I know what they mean by it, and I'm totally sympathetic. What they mean is that they hate the institutional, political, power-centered character of most faith organizations. They hate the carping, cutting, I'm-right-and-you're-wrongness of so much of faith discourse.
Here, perhaps I'm more innately nine-ish than some pastors who've been worn down by that statement. I take a statement of spirituality as a positive thing, a sense of yearning that I share. It's a great opening, and a place of commonality.
What I wonder, though, is what that means for the life of the SBNR person I'm talking to.
Let's get all definitional about this, why don't we? What does it mean, if you are "spiritual?" Let's pop out our handy-dandy online thesaurus, and crank through some of the many synonyms. Some are cool. "Sacred." "Divine." "Holy."
Others? Well others are less so. "Incorporeal." "Disembodied." "Unphysical." "Nonphysical." "Intangible." Oh, and this troubling one: "Immaterial."
And then, given that "religious" has to do with religion, here's a clear definition of that term from dictionary.com:
Religion: A set of beliefs concerning the cause, nature, and purpose of the universe, especially when considered as the creation of a superhuman agency or agencies, usually involving devotional or ritual observances, and often containing a moral code governing the conduct of human affairs.The difference between the two? Both have to do with belief in the nature of things. But one is enfleshed and enacted. It makes demands on our lives. It shapes our behaviors towards others. The other is often not.
And that's the place where the the conversation between myself and the Spiritual One goes.
If you are a spiritual person, how does that spirituality shape and inform the way you live your life? I do not ask it with snark. I don't get all judgey. We Jesus folk aren't supposed to do that, eh? It's a simple thing, a worthwhile part of the conversation.
Here is a part of your identity, something meaningful, something vital, something important. How are you living your spirituality out?
That's the question. "How are you living your spirituality out?"
Then, I just listen. Often, what I hear is a lament. "I wish I had time to develop that in myself." "I'm just so distracted." "I'm just so angry and stressed at work." "I feel like I've lost track of that part of me."
And there, there's space to talk. Because a belief that is "immaterial" to your existence is a place of dissonance and frustration, and my job as a pastor is to walk with those souls as they find more gracious and resonant pastures.

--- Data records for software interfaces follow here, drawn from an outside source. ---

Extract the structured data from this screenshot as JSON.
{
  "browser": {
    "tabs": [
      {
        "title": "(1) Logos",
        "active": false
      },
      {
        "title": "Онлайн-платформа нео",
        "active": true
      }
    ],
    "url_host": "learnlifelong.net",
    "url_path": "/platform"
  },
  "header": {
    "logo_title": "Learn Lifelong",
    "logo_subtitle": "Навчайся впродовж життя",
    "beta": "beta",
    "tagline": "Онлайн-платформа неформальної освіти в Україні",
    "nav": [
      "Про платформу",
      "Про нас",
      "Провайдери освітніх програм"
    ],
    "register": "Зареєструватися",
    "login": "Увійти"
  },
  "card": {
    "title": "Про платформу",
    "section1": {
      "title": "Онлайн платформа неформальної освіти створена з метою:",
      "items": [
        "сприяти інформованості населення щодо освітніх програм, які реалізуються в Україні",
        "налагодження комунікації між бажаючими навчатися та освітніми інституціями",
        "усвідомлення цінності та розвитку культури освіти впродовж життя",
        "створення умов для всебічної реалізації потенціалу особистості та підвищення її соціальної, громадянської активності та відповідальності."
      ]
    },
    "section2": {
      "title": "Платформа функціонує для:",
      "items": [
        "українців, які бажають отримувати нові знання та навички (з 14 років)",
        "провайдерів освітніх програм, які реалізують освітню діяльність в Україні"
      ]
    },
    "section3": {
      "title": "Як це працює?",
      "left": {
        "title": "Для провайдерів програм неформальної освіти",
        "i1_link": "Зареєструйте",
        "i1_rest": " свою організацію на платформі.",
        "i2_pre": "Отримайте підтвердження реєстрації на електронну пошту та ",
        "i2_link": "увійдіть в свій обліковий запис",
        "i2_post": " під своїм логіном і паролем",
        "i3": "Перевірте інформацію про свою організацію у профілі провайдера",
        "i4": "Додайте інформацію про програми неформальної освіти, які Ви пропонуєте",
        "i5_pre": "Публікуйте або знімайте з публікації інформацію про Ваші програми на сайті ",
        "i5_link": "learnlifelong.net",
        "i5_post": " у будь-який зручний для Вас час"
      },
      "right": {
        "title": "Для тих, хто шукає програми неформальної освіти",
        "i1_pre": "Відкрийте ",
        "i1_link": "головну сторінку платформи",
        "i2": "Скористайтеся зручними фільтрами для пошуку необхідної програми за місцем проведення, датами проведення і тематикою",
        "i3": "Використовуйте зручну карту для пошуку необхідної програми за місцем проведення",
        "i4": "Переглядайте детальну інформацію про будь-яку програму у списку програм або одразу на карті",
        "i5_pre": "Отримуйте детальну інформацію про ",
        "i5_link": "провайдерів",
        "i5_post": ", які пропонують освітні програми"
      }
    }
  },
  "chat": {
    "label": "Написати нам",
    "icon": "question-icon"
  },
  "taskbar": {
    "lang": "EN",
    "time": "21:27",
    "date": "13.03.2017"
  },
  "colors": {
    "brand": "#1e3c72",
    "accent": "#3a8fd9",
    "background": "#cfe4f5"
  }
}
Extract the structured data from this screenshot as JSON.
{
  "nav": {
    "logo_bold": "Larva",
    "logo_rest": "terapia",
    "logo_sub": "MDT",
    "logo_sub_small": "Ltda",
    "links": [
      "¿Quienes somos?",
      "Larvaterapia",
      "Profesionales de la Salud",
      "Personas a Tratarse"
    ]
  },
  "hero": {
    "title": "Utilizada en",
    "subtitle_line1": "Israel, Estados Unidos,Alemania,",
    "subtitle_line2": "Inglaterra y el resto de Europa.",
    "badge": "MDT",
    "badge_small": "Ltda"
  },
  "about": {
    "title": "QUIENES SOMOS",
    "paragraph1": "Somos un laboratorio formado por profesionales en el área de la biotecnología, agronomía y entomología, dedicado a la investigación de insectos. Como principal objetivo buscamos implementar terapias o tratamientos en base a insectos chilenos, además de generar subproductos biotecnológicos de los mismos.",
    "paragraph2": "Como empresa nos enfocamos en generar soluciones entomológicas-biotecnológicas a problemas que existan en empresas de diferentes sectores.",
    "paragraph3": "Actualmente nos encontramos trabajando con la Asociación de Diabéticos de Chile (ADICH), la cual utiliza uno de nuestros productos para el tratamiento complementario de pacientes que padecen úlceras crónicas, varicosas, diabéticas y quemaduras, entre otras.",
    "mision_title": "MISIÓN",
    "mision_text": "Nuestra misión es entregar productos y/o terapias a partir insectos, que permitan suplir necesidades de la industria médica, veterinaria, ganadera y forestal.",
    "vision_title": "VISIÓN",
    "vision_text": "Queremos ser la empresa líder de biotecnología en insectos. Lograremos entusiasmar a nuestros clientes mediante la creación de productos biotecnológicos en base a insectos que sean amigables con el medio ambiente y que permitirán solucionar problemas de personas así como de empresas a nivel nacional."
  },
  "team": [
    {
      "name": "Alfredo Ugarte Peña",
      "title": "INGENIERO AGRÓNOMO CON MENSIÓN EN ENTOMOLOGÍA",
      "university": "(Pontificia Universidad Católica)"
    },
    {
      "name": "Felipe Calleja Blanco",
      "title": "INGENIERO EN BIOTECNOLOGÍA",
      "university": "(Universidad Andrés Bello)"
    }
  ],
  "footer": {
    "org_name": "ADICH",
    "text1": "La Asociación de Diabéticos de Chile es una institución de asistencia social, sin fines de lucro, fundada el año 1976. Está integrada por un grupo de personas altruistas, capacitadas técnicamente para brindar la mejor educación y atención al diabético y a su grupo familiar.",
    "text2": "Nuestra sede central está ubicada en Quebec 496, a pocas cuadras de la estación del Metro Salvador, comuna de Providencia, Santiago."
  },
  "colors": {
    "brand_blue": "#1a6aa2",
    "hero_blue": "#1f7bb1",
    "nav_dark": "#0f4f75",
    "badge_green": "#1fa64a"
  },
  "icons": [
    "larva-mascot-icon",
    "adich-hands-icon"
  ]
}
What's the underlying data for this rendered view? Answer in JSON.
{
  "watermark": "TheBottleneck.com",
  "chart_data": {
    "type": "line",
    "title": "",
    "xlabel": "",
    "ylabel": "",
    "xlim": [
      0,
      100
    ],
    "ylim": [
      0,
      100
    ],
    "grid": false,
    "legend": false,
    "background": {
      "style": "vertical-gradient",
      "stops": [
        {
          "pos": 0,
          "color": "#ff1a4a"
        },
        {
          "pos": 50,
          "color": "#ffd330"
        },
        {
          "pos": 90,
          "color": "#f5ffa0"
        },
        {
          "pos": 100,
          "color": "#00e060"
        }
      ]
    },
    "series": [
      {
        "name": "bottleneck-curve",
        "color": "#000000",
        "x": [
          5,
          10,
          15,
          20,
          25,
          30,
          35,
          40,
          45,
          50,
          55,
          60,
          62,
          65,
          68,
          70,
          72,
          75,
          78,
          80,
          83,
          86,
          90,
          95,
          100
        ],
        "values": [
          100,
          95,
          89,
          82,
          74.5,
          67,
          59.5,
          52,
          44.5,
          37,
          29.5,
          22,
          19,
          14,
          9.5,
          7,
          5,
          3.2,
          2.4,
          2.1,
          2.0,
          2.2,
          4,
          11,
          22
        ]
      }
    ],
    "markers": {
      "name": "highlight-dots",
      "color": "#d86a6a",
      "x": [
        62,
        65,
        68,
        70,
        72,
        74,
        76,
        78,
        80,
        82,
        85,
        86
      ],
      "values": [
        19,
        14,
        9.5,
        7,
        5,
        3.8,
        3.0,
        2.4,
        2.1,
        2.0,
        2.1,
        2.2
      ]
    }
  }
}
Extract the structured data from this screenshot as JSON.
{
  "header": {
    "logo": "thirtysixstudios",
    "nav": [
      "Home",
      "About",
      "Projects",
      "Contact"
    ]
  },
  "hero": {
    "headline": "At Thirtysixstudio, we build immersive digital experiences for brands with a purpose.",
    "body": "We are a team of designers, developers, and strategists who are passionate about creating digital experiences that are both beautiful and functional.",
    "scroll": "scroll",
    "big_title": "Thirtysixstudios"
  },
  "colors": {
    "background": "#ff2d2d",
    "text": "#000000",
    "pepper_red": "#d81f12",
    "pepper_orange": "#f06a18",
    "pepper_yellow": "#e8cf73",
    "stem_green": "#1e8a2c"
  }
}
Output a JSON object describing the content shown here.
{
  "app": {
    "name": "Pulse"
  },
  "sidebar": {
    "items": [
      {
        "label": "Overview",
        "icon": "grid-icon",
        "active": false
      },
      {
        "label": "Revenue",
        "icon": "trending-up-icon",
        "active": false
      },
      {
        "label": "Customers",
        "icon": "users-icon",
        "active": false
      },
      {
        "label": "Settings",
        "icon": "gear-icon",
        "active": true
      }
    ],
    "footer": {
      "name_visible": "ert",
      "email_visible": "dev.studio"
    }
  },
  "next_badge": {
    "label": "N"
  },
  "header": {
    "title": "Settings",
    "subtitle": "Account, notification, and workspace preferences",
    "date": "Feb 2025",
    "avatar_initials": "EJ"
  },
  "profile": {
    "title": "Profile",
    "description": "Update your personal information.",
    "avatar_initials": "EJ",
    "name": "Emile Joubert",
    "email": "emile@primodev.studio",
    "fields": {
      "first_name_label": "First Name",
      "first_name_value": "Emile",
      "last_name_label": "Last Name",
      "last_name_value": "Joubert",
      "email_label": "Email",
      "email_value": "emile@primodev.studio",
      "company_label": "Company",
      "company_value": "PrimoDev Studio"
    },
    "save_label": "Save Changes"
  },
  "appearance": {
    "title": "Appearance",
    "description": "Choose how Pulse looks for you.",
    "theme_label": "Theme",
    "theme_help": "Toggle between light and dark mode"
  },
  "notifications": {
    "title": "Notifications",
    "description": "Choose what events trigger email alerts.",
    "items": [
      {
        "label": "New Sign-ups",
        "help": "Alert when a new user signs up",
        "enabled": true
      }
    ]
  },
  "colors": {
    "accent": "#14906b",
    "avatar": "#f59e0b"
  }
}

Other times, I hear how it has played out in healing a relationship or creating a healthy sense of self. Other times, I hear how it drives someone to make a difference in their community. Or how they make a point of taking time for disciplines of contemplation and meditation.
And I will smile, and tell them my own stories of similar things, and affirm them in their journey.
I do not mention, because it seems more than a little smug, that they are in point of fact "religious."
A rose by any other name, as they say.